### What the exercise asks
The records shown below are to be repeated exactly and completely.

### Materials provided
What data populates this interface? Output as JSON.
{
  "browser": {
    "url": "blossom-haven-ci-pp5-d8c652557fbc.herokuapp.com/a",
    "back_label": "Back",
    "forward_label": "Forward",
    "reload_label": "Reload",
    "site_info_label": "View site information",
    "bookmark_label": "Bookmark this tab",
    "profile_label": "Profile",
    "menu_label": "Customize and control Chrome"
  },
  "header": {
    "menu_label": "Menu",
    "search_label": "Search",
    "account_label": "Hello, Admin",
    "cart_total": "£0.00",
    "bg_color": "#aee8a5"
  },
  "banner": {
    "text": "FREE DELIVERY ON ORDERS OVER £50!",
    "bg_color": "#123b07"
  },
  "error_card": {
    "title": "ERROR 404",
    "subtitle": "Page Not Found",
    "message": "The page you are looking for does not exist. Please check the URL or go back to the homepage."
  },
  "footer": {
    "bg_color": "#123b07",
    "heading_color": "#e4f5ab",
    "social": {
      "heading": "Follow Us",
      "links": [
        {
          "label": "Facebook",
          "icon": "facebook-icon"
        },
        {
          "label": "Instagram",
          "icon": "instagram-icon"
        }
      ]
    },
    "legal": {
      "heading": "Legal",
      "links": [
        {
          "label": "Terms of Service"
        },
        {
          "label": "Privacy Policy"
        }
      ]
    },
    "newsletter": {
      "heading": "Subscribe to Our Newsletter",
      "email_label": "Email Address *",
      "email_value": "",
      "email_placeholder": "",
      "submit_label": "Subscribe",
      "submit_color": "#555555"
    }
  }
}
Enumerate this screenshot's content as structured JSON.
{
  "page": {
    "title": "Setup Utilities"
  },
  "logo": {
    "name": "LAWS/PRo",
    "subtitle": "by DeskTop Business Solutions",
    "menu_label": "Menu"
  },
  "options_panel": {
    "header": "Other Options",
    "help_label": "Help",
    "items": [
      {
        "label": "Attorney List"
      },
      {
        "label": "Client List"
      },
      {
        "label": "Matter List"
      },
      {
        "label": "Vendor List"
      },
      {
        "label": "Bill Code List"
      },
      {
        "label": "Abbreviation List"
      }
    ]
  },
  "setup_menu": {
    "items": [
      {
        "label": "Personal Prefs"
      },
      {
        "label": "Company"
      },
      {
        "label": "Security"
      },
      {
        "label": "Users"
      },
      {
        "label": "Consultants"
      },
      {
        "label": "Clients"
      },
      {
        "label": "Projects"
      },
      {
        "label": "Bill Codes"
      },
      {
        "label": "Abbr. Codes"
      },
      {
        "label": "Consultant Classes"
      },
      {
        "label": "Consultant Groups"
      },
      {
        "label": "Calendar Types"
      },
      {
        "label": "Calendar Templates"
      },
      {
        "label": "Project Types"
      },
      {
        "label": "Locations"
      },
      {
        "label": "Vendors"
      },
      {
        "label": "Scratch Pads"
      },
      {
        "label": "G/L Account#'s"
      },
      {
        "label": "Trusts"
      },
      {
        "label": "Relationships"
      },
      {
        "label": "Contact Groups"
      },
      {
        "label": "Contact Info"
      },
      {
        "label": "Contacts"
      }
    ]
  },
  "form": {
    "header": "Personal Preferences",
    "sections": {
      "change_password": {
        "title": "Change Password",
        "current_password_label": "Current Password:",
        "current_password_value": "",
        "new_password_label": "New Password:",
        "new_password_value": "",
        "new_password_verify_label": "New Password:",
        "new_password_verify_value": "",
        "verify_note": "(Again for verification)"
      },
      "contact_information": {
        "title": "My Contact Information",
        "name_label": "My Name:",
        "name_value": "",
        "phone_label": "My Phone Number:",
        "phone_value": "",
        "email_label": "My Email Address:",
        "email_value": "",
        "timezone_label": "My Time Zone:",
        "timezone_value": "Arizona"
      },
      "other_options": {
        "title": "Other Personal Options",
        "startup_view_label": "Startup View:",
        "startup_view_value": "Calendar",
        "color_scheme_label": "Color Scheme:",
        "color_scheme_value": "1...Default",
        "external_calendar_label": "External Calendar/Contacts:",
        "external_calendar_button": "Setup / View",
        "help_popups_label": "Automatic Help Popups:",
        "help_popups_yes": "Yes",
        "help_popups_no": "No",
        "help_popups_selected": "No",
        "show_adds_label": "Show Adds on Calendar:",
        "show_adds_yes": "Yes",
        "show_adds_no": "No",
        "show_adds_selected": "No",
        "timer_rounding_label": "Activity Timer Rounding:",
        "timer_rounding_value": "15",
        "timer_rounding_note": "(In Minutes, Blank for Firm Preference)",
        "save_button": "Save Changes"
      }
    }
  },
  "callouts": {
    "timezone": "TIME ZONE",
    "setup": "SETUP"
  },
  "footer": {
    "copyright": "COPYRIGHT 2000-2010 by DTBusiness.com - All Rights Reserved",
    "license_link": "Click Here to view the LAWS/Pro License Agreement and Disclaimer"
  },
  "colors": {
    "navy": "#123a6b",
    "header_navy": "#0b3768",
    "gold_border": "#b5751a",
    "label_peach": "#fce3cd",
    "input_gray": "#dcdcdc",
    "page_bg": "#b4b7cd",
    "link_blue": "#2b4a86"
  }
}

### Result below
What data populates this interface? Output as JSON.
{
  "browser": {
    "url": "blossom-haven-ci-pp5-d8c652557fbc.herokuapp.com/a",
    "back_label": "Back",
    "forward_label": "Forward",
    "reload_label": "Reload",
    "site_info_label": "View site information",
    "bookmark_label": "Bookmark this tab",
    "profile_label": "Profile",
    "menu_label": "Customize and control Chrome"
  },
  "header": {
    "menu_label": "Menu",
    "search_label": "Search",
    "account_label": "Hello, Admin",
    "cart_total": "£0.00",
    "bg_color": "#aee8a5"
  },
  "banner": {
    "text": "FREE DELIVERY ON ORDERS OVER £50!",
    "bg_color": "#123b07"
  },
  "error_card": {
    "title": "ERROR 404",
    "subtitle": "Page Not Found",
    "message": "The page you are looking for does not exist. Please check the URL or go back to the homepage."
  },
  "footer": {
    "bg_color": "#123b07",
    "heading_color": "#e4f5ab",
    "social": {
      "heading": "Follow Us",
      "links": [
        {
          "label": "Facebook",
          "icon": "facebook-icon"
        },
        {
          "label": "Instagram",
          "icon": "instagram-icon"
        }
      ]
    },
    "legal": {
      "heading": "Legal",
      "links": [
        {
          "label": "Terms of Service"
        },
        {
          "label": "Privacy Policy"
        }
      ]
    },
    "newsletter": {
      "heading": "Subscribe to Our Newsletter",
      "email_label": "Email Address *",
      "email_value": "",
      "email_placeholder": "",
      "submit_label": "Subscribe",
      "submit_color": "#555555"
    }
  }
}
Enumerate this screenshot's content as structured JSON.
{
  "page": {
    "title": "Setup Utilities"
  },
  "logo": {
    "name": "LAWS/PRo",
    "subtitle": "by DeskTop Business Solutions",
    "menu_label": "Menu"
  },
  "options_panel": {
    "header": "Other Options",
    "help_label": "Help",
    "items": [
      {
        "label": "Attorney List"
      },
      {
        "label": "Client List"
      },
      {
        "label": "Matter List"
      },
      {
        "label": "Vendor List"
      },
      {
        "label": "Bill Code List"
      },
      {
        "label": "Abbreviation List"
      }
    ]
  },
  "setup_menu": {
    "items": [
      {
        "label": "Personal Prefs"
      },
      {
        "label": "Company"
      },
      {
        "label": "Security"
      },
      {
        "label": "Users"
      },
      {
        "label": "Consultants"
      },
      {
        "label": "Clients"
      },
      {
        "label": "Projects"
      },
      {
        "label": "Bill Codes"
      },
      {
        "label": "Abbr. Codes"
      },
      {
        "label": "Consultant Classes"
      },
      {
        "label": "Consultant Groups"
      },
      {
        "label": "Calendar Types"
      },
      {
        "label": "Calendar Templates"
      },
      {
        "label": "Project Types"
      },
      {
        "label": "Locations"
      },
      {
        "label": "Vendors"
      },
      {
        "label": "Scratch Pads"
      },
      {
        "label": "G/L Account#'s"
      },
      {
        "label": "Trusts"
      },
      {
        "label": "Relationships"
      },
      {
        "label": "Contact Groups"
      },
      {
        "label": "Contact Info"
      },
      {
        "label": "Contacts"
      }
    ]
  },
  "form": {
    "header": "Personal Preferences",
    "sections": {
      "change_password": {
        "title": "Change Password",
        "current_password_label": "Current Password:",
        "current_password_value": "",
        "new_password_label": "New Password:",
        "new_password_value": "",
        "new_password_verify_label": "New Password:",
        "new_password_verify_value": "",
        "verify_note": "(Again for verification)"
      },
      "contact_information": {
        "title": "My Contact Information",
        "name_label": "My Name:",
        "name_value": "",
        "phone_label": "My Phone Number:",
        "phone_value": "",
        "email_label": "My Email Address:",
        "email_value": "",
        "timezone_label": "My Time Zone:",
        "timezone_value": "Arizona"
      },
      "other_options": {
        "title": "Other Personal Options",
        "startup_view_label": "Startup View:",
        "startup_view_value": "Calendar",
        "color_scheme_label": "Color Scheme:",
        "color_scheme_value": "1...Default",
        "external_calendar_label": "External Calendar/Contacts:",
        "external_calendar_button": "Setup / View",
        "help_popups_label": "Automatic Help Popups:",
        "help_popups_yes": "Yes",
        "help_popups_no": "No",
        "help_popups_selected": "No",
        "show_adds_label": "Show Adds on Calendar:",
        "show_adds_yes": "Yes",
        "show_adds_no": "No",
        "show_adds_selected": "No",
        "timer_rounding_label": "Activity Timer Rounding:",
        "timer_rounding_value": "15",
        "timer_rounding_note": "(In Minutes, Blank for Firm Preference)",
        "save_button": "Save Changes"
      }
    }
  },
  "callouts": {
    "timezone": "TIME ZONE",
    "setup": "SETUP"
  },
  "footer": {
    "copyright": "COPYRIGHT 2000-2010 by DTBusiness.com - All Rights Reserved",
    "license_link": "Click Here to view the LAWS/Pro License Agreement and Disclaimer"
  },
  "colors": {
    "navy": "#123a6b",
    "header_navy": "#0b3768",
    "gold_border": "#b5751a",
    "label_peach": "#fce3cd",
    "input_gray": "#dcdcdc",
    "page_bg": "#b4b7cd",
    "link_blue": "#2b4a86"
  }
}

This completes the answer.